** Records supplied **
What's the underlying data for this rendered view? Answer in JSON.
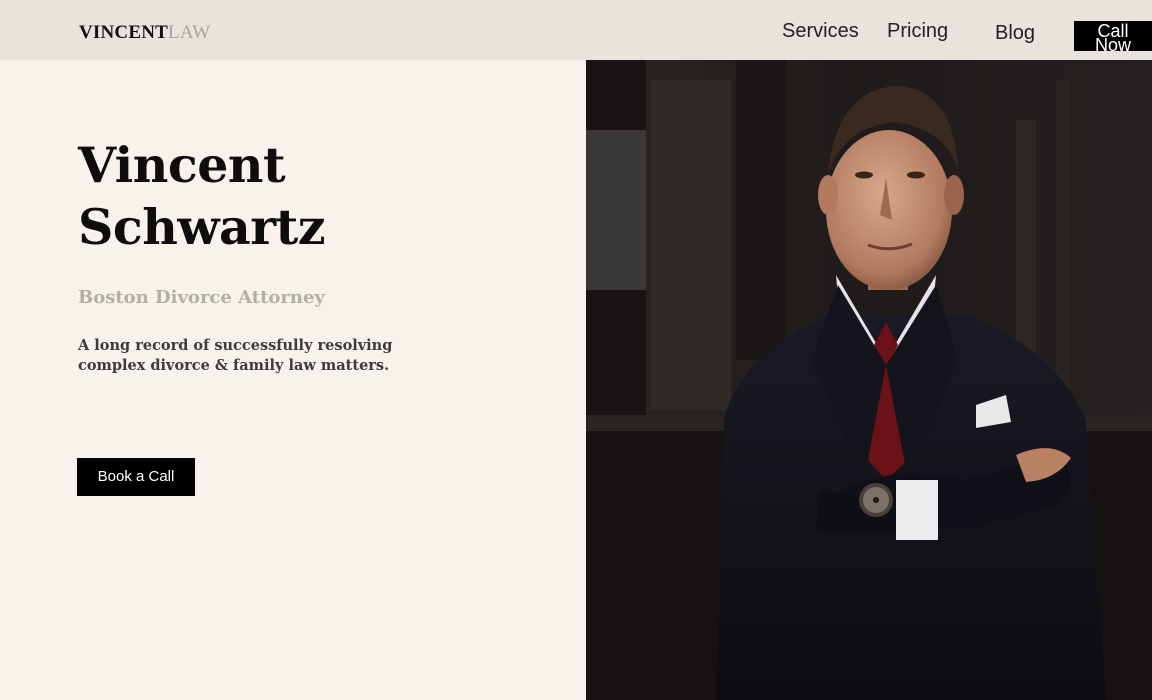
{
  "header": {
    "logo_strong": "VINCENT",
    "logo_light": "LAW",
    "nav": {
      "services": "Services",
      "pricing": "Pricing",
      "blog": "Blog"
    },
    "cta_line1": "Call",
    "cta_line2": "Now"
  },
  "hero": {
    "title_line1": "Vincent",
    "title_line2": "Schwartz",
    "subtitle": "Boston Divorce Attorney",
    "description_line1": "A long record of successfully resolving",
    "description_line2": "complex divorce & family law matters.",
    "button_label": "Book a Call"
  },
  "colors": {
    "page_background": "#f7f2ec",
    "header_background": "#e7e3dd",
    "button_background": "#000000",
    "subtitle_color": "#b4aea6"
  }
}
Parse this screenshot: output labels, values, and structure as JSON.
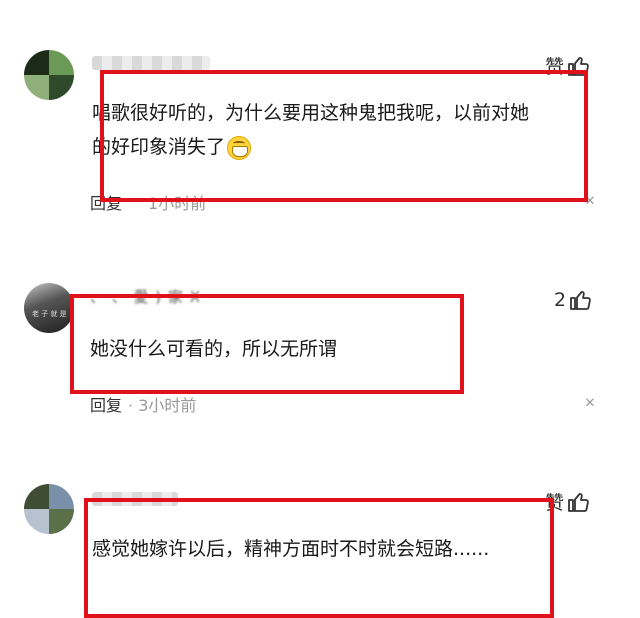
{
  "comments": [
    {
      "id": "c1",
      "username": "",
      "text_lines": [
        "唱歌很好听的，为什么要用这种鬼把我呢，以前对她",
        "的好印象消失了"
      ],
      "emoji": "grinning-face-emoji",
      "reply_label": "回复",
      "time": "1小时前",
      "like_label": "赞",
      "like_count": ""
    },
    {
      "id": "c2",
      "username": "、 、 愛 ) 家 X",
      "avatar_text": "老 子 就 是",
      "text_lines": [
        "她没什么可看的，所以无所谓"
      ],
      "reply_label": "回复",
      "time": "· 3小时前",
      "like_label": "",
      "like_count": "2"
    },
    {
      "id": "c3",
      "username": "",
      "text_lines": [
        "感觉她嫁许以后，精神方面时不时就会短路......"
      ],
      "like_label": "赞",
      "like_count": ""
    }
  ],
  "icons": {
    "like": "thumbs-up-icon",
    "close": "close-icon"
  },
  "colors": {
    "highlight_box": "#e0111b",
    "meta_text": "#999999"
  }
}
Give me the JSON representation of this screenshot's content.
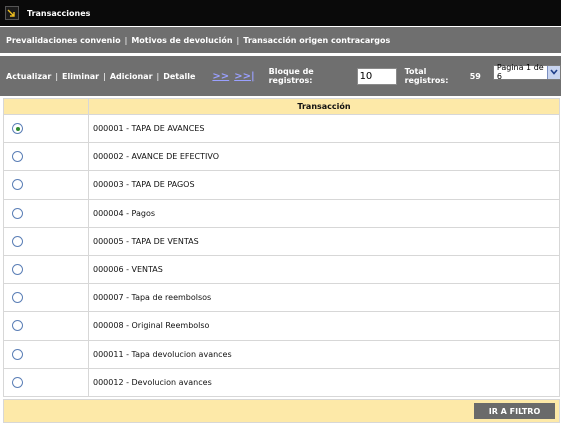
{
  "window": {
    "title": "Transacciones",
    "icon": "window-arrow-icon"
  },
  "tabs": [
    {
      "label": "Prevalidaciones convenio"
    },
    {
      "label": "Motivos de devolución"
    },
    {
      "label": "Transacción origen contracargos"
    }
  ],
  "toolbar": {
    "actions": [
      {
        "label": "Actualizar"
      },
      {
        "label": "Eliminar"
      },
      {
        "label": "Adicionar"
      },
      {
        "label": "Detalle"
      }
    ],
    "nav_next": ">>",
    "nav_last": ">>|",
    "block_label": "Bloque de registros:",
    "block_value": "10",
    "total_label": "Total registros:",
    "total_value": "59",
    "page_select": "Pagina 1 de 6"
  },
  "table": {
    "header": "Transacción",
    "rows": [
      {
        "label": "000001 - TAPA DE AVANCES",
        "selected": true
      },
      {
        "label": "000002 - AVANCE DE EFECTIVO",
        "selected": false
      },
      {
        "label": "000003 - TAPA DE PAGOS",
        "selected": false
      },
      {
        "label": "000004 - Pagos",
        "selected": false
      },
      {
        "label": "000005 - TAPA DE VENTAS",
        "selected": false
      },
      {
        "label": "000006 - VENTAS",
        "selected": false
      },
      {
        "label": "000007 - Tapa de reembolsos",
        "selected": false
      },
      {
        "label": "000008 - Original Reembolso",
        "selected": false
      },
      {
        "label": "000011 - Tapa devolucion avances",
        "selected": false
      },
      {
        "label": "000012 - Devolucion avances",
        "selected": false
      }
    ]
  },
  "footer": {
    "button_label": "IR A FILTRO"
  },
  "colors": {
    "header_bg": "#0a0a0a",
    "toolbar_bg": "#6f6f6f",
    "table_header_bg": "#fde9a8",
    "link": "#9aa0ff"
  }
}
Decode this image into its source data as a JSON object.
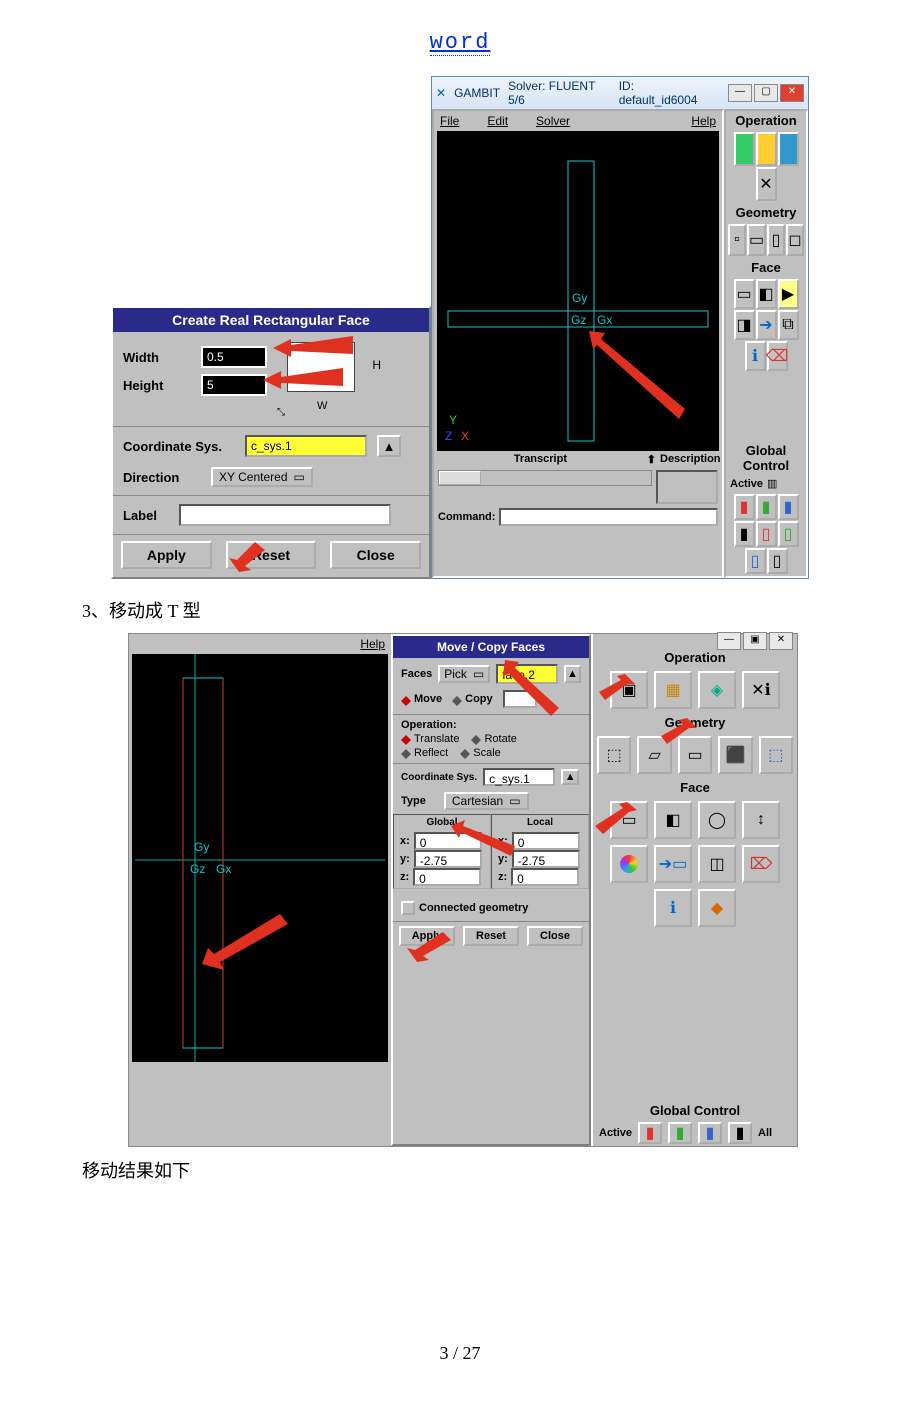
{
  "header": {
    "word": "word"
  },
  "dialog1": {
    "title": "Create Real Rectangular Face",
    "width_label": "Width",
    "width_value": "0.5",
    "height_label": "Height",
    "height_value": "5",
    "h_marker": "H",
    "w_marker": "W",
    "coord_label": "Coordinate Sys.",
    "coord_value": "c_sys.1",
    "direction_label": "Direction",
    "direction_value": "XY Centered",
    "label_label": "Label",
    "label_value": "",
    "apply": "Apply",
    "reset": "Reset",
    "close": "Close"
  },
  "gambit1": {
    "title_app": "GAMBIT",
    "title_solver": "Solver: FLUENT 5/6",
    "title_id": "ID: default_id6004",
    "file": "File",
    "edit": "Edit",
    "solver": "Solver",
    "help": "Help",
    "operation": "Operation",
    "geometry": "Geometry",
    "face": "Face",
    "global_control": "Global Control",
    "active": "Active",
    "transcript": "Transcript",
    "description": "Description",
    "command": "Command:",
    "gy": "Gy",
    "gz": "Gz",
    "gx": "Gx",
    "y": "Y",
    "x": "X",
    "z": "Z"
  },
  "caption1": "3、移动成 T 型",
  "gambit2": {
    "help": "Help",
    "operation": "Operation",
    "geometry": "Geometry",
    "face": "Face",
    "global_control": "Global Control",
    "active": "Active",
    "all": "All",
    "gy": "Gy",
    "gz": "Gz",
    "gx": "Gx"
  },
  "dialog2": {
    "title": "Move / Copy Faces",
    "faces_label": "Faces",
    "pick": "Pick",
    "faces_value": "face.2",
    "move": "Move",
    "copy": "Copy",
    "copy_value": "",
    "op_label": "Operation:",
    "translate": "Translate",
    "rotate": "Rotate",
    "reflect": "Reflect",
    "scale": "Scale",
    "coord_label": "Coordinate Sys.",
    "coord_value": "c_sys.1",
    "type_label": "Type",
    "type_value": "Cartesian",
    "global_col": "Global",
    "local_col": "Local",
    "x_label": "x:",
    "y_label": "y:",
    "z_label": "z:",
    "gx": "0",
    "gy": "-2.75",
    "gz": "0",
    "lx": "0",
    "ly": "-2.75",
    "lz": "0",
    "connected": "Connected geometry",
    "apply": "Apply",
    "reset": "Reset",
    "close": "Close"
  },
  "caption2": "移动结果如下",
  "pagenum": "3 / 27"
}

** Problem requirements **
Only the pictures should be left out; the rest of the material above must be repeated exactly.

** Answer to the exercise **
What's the underlying data for this rendered view? Answer in JSON.
{
  "header": {
    "logo_strong": "VINCENT",
    "logo_light": "LAW",
    "nav": {
      "services": "Services",
      "pricing": "Pricing",
      "blog": "Blog"
    },
    "cta_line1": "Call",
    "cta_line2": "Now"
  },
  "hero": {
    "title_line1": "Vincent",
    "title_line2": "Schwartz",
    "subtitle": "Boston Divorce Attorney",
    "description_line1": "A long record of successfully resolving",
    "description_line2": "complex divorce & family law matters.",
    "button_label": "Book a Call"
  },
  "colors": {
    "page_background": "#f7f2ec",
    "header_background": "#e7e3dd",
    "button_background": "#000000",
    "subtitle_color": "#b4aea6"
  }
}
Parse this screenshot: output labels, values, and structure as JSON.
{
  "comments": [
    {
      "id": "c1",
      "username": "",
      "text_lines": [
        "唱歌很好听的，为什么要用这种鬼把我呢，以前对她",
        "的好印象消失了"
      ],
      "emoji": "grinning-face-emoji",
      "reply_label": "回复",
      "time": "1小时前",
      "like_label": "赞",
      "like_count": ""
    },
    {
      "id": "c2",
      "username": "、 、 愛 ) 家 X",
      "avatar_text": "老 子 就 是",
      "text_lines": [
        "她没什么可看的，所以无所谓"
      ],
      "reply_label": "回复",
      "time": "· 3小时前",
      "like_label": "",
      "like_count": "2"
    },
    {
      "id": "c3",
      "username": "",
      "text_lines": [
        "感觉她嫁许以后，精神方面时不时就会短路......"
      ],
      "like_label": "赞",
      "like_count": ""
    }
  ],
  "icons": {
    "like": "thumbs-up-icon",
    "close": "close-icon"
  },
  "colors": {
    "highlight_box": "#e0111b",
    "meta_text": "#999999"
  }
}
Give me the JSON representation of this screenshot's content.
{
  "window": {
    "title": "Transacciones",
    "icon": "window-arrow-icon"
  },
  "tabs": [
    {
      "label": "Prevalidaciones convenio"
    },
    {
      "label": "Motivos de devolución"
    },
    {
      "label": "Transacción origen contracargos"
    }
  ],
  "toolbar": {
    "actions": [
      {
        "label": "Actualizar"
      },
      {
        "label": "Eliminar"
      },
      {
        "label": "Adicionar"
      },
      {
        "label": "Detalle"
      }
    ],
    "nav_next": ">>",
    "nav_last": ">>|",
    "block_label": "Bloque de registros:",
    "block_value": "10",
    "total_label": "Total registros:",
    "total_value": "59",
    "page_select": "Pagina 1 de 6"
  },
  "table": {
    "header": "Transacción",
    "rows": [
      {
        "label": "000001 - TAPA DE AVANCES",
        "selected": true
      },
      {
        "label": "000002 - AVANCE DE EFECTIVO",
        "selected": false
      },
      {
        "label": "000003 - TAPA DE PAGOS",
        "selected": false
      },
      {
        "label": "000004 - Pagos",
        "selected": false
      },
      {
        "label": "000005 - TAPA DE VENTAS",
        "selected": false
      },
      {
        "label": "000006 - VENTAS",
        "selected": false
      },
      {
        "label": "000007 - Tapa de reembolsos",
        "selected": false
      },
      {
        "label": "000008 - Original Reembolso",
        "selected": false
      },
      {
        "label": "000011 - Tapa devolucion avances",
        "selected": false
      },
      {
        "label": "000012 - Devolucion avances",
        "selected": false
      }
    ]
  },
  "footer": {
    "button_label": "IR A FILTRO"
  },
  "colors": {
    "header_bg": "#0a0a0a",
    "toolbar_bg": "#6f6f6f",
    "table_header_bg": "#fde9a8",
    "link": "#9aa0ff"
  }
}
Decode this image into its source data as a JSON object.
{
  "header": {
    "word": "word"
  },
  "dialog1": {
    "title": "Create Real Rectangular Face",
    "width_label": "Width",
    "width_value": "0.5",
    "height_label": "Height",
    "height_value": "5",
    "h_marker": "H",
    "w_marker": "W",
    "coord_label": "Coordinate Sys.",
    "coord_value": "c_sys.1",
    "direction_label": "Direction",
    "direction_value": "XY Centered",
    "label_label": "Label",
    "label_value": "",
    "apply": "Apply",
    "reset": "Reset",
    "close": "Close"
  },
  "gambit1": {
    "title_app": "GAMBIT",
    "title_solver": "Solver: FLUENT 5/6",
    "title_id": "ID: default_id6004",
    "file": "File",
    "edit": "Edit",
    "solver": "Solver",
    "help": "Help",
    "operation": "Operation",
    "geometry": "Geometry",
    "face": "Face",
    "global_control": "Global Control",
    "active": "Active",
    "transcript": "Transcript",
    "description": "Description",
    "command": "Command:",
    "gy": "Gy",
    "gz": "Gz",
    "gx": "Gx",
    "y": "Y",
    "x": "X",
    "z": "Z"
  },
  "caption1": "3、移动成 T 型",
  "gambit2": {
    "help": "Help",
    "operation": "Operation",
    "geometry": "Geometry",
    "face": "Face",
    "global_control": "Global Control",
    "active": "Active",
    "all": "All",
    "gy": "Gy",
    "gz": "Gz",
    "gx": "Gx"
  },
  "dialog2": {
    "title": "Move / Copy Faces",
    "faces_label": "Faces",
    "pick": "Pick",
    "faces_value": "face.2",
    "move": "Move",
    "copy": "Copy",
    "copy_value": "",
    "op_label": "Operation:",
    "translate": "Translate",
    "rotate": "Rotate",
    "reflect": "Reflect",
    "scale": "Scale",
    "coord_label": "Coordinate Sys.",
    "coord_value": "c_sys.1",
    "type_label": "Type",
    "type_value": "Cartesian",
    "global_col": "Global",
    "local_col": "Local",
    "x_label": "x:",
    "y_label": "y:",
    "z_label": "z:",
    "gx": "0",
    "gy": "-2.75",
    "gz": "0",
    "lx": "0",
    "ly": "-2.75",
    "lz": "0",
    "connected": "Connected geometry",
    "apply": "Apply",
    "reset": "Reset",
    "close": "Close"
  },
  "caption2": "移动结果如下",
  "pagenum": "3 / 27"
}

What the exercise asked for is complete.